ALBUQUERQUE, N.M. — The SunZia Southwest Transmission Project has become a lightning rod for wildlife groups who fear the line’s proposed river crossing could be a death trap for migratory birds.
Under current plans, a small stretch of the 520-mile project would cross the Rio Grande near Escondido, just north of Socorro, something the Bureau of Land Management and the U.S. Fish and Wildlife Service already signed off on. But some environmentalists say the proposed siting would place high-voltage power lines and towers smack in between three wildlife refuges that together provide a seasonal roosting-and-foraging bridge for continental avian migration.

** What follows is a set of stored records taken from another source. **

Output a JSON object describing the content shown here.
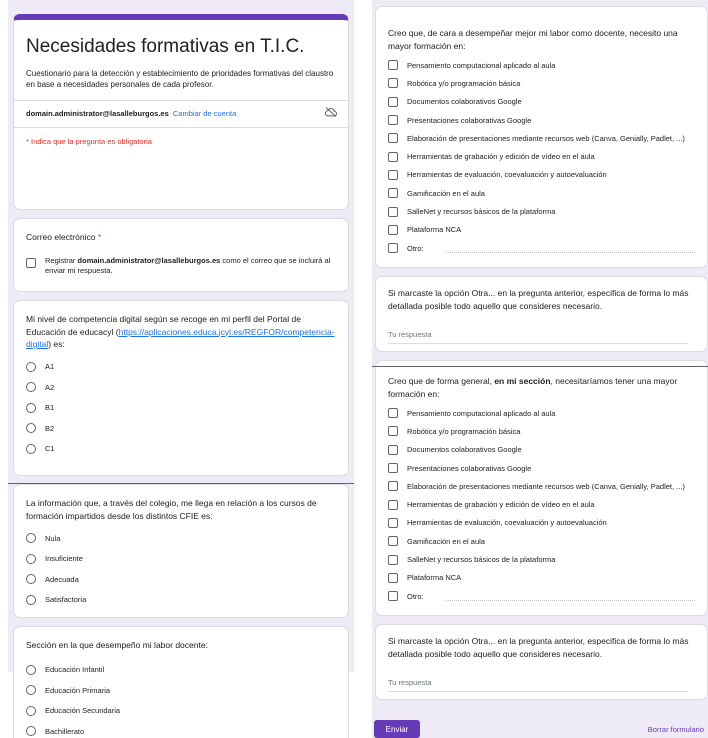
{
  "header": {
    "title": "Necesidades formativas en T.I.C.",
    "description": "Cuestionario para la detección y establecimiento de prioridades formativas del claustro en base a necesidades personales de cada profesor.",
    "account_email": "domain.administrator@lasalleburgos.es",
    "switch_account": "Cambiar de cuenta",
    "required_note": "* Indica que la pregunta es obligatoria",
    "cloud_icon": "cloud-off-icon"
  },
  "email_question": {
    "label": "Correo electrónico",
    "required_mark": "*",
    "option_prefix": "Registrar",
    "option_email": "domain.administrator@lasalleburgos.es",
    "option_suffix": "como el correo que se incluirá al enviar mi respuesta."
  },
  "competence_question": {
    "text_before": "Mi nivel de competencia digital según se recoge en mi perfil del Portal de Educación de educacyl (",
    "link": "https://aplicaciones.educa.jcyl.es/REGFOR/competencia-digital",
    "text_after": ") es:",
    "options": [
      "A1",
      "A2",
      "B1",
      "B2",
      "C1"
    ]
  },
  "info_question": {
    "text": "La información que, a través del colegio, me llega en relación a los cursos de formación impartidos desde los distintos CFIE es:",
    "options": [
      "Nula",
      "Insuficiente",
      "Adecuada",
      "Satisfactoria"
    ]
  },
  "section_question": {
    "text": "Sección en la que desempeño mi labor docente:",
    "options": [
      "Educación Infantil",
      "Educación Primaria",
      "Educación Secundaria",
      "Bachillerato"
    ]
  },
  "personal_needs": {
    "text": "Creo que, de cara a desempeñar mejor mi labor como docente, necesito una mayor formación en:",
    "options": [
      "Pensamiento computacional aplicado al aula",
      "Robótica y/o programación básica",
      "Documentos colaborativos Google",
      "Presentaciones colaborativas Google",
      "Elaboración de presentaciones mediante recursos web (Canva, Genially, Padlet, ...)",
      "Herramientas de grabación y edición de vídeo en el aula",
      "Herramientas de evaluación, coevaluación y autoevaluación",
      "Gamificación en el aula",
      "SalleNet y recursos básicos de la plataforma",
      "Plataforma NCA"
    ],
    "other_label": "Otro:"
  },
  "personal_other": {
    "text": "Si marcaste la opción Otra... en la pregunta anterior, especifica de forma lo más detallada posible todo aquello que consideres necesario.",
    "placeholder": "Tu respuesta"
  },
  "section_needs": {
    "text_before": "Creo que de forma general, ",
    "text_bold": "en mi sección",
    "text_after": ", necesitaríamos tener una mayor formación en:",
    "options": [
      "Pensamiento computacional aplicado al aula",
      "Robótica y/o programación básica",
      "Documentos colaborativos Google",
      "Presentaciones colaborativas Google",
      "Elaboración de presentaciones mediante recursos web (Canva, Genially, Padlet, ...)",
      "Herramientas de grabación y edición de vídeo en el aula",
      "Herramientas de evaluación, coevaluación y autoevaluación",
      "Gamificación en el aula",
      "SalleNet y recursos básicos de la plataforma",
      "Plataforma NCA"
    ],
    "other_label": "Otro:"
  },
  "section_other": {
    "text": "Si marcaste la opción Otra... en la pregunta anterior, especifica de forma lo más detallada posible todo aquello que consideres necesario.",
    "placeholder": "Tu respuesta"
  },
  "footer": {
    "submit": "Enviar",
    "clear": "Borrar formulario"
  },
  "colors": {
    "accent": "#673ab7",
    "background": "#eeebf6",
    "required": "#d93025",
    "link": "#1a73e8"
  }
}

“All these migratory birds winter here because it’s some of the last wetlands left in New Mexico,” said Cecilia Rosacker, executive director of the Rio Grande Agricultural Land Trust. “It’s a critical passage for migrating birds to get to Mexico.”
As now proposed, the power lines would run through one of the narrowest passages between the Ladd S. Gordon Waterfowl Management and Sevilleta National Wildlife Refuge areas to the north, and the Bosque del Apache to the south. The lines would cross between two sandbars that provide historic roosts for migrating cranes.
“If you want to maximize bird kill, that’s the place to put them,” Rosacker said.
The SunZia project aims to carry wind-generated electricity from central New Mexico to western markets. It’s currently under review at the state Public Regulation Commission, where wildlife groups presented their concerns during a week of hearings in June.
But SunZia is already approved by the BLM and Arizona regulators. New Mexico State Land Office permits are also expected later this year.